### TRY IT
Every line holding the string "MATRIZ" should be copied from the listing.

### EXERCISE MATERIALS
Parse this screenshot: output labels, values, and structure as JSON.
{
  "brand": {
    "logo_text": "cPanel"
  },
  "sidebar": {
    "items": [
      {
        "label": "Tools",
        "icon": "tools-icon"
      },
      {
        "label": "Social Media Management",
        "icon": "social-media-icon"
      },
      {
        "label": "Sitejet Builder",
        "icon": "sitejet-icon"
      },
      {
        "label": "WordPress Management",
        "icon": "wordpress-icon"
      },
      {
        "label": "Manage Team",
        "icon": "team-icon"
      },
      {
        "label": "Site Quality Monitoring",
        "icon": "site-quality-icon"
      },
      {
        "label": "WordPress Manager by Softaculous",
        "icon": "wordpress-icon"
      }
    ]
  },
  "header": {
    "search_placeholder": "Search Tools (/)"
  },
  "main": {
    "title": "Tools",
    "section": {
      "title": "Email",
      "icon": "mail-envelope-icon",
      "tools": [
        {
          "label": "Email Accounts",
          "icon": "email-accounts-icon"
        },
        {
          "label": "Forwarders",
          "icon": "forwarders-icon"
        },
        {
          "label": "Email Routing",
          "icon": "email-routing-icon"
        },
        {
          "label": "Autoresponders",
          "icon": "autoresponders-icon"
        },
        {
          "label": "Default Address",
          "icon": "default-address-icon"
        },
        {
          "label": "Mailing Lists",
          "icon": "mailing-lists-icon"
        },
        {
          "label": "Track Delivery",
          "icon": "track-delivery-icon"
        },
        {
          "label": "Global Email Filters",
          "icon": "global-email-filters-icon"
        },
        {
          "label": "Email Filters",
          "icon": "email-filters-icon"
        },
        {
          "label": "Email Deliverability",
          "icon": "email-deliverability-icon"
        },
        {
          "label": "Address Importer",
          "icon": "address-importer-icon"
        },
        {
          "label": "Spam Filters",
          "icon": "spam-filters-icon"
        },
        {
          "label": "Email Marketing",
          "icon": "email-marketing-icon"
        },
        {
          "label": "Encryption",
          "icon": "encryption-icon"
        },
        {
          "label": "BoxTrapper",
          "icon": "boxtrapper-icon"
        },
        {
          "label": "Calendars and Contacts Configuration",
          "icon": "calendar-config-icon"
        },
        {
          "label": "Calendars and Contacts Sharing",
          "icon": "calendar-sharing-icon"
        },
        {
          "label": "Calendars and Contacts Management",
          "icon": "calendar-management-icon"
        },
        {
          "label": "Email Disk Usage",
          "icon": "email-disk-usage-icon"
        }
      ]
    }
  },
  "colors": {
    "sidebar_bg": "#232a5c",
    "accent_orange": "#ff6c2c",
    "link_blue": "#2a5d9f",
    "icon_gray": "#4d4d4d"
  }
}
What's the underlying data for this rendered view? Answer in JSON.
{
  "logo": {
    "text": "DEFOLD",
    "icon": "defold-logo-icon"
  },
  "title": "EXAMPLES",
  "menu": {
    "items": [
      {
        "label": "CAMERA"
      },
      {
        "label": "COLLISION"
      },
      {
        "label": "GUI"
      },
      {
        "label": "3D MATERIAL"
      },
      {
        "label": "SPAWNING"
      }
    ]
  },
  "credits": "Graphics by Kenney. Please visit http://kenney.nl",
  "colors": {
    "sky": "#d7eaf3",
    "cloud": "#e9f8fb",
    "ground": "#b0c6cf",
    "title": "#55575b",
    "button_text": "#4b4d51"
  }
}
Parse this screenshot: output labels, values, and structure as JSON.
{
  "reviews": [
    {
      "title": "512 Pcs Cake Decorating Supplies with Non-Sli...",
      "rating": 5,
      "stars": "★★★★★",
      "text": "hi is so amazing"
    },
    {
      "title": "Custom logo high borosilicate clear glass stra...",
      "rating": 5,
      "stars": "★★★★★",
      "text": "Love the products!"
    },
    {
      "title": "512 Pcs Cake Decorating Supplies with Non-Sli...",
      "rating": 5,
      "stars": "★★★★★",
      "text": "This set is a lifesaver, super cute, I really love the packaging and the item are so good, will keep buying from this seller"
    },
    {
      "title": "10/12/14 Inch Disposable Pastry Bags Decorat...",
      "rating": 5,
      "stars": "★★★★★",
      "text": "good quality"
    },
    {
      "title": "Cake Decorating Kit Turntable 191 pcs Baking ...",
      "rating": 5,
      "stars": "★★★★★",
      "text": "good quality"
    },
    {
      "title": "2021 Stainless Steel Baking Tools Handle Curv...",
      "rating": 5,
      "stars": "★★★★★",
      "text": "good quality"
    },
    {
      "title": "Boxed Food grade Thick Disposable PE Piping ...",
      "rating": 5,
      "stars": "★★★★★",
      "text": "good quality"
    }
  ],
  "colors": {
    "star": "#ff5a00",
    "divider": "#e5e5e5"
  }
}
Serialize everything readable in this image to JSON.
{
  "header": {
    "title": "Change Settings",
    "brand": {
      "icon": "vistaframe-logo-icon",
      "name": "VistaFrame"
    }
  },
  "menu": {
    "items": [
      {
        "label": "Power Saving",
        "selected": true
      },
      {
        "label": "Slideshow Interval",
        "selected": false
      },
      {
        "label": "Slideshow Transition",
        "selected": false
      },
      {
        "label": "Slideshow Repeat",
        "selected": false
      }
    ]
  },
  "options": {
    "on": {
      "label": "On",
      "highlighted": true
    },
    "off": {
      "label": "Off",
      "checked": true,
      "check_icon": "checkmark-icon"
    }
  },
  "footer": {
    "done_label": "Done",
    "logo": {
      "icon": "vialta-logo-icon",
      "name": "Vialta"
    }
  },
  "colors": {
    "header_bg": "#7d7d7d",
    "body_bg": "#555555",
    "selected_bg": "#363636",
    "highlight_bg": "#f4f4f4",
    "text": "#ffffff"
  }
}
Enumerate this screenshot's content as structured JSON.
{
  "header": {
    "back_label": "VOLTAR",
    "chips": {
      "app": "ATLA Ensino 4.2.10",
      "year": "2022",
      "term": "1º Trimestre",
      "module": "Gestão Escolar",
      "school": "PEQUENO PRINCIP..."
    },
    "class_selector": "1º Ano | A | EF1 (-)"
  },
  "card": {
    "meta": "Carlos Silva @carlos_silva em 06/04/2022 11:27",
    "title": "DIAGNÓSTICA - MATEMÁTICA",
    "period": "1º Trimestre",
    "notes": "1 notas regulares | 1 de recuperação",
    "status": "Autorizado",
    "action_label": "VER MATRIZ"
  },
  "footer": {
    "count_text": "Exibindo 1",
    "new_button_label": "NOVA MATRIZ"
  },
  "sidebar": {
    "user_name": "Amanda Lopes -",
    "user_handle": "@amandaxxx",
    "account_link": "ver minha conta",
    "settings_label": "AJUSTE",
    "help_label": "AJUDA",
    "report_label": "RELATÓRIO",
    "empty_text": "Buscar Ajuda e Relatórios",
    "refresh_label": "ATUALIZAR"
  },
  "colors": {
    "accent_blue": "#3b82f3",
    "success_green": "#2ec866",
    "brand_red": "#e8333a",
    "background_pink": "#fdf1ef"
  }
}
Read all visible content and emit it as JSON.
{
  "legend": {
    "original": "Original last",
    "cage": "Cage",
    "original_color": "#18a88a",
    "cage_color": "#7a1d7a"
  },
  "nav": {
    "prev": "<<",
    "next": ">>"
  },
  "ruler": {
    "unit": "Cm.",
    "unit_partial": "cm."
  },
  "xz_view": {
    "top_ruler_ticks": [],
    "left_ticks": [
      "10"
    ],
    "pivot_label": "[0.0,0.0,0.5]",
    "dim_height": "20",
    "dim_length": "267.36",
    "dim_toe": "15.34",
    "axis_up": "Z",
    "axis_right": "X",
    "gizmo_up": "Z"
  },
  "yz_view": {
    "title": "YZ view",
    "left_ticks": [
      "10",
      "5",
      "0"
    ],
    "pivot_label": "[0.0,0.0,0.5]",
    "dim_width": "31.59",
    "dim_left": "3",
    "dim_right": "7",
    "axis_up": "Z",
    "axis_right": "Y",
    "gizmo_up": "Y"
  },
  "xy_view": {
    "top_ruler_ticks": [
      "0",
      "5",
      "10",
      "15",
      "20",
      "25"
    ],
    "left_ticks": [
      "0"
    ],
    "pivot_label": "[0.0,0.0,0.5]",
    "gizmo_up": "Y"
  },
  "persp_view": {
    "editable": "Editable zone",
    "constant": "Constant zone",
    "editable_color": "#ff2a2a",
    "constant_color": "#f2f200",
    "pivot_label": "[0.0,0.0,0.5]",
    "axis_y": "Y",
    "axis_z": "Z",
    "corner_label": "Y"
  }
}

### EXERCISE ANSWER
    "action_label": "VER MATRIZ"
    "new_button_label": "NOVA MATRIZ"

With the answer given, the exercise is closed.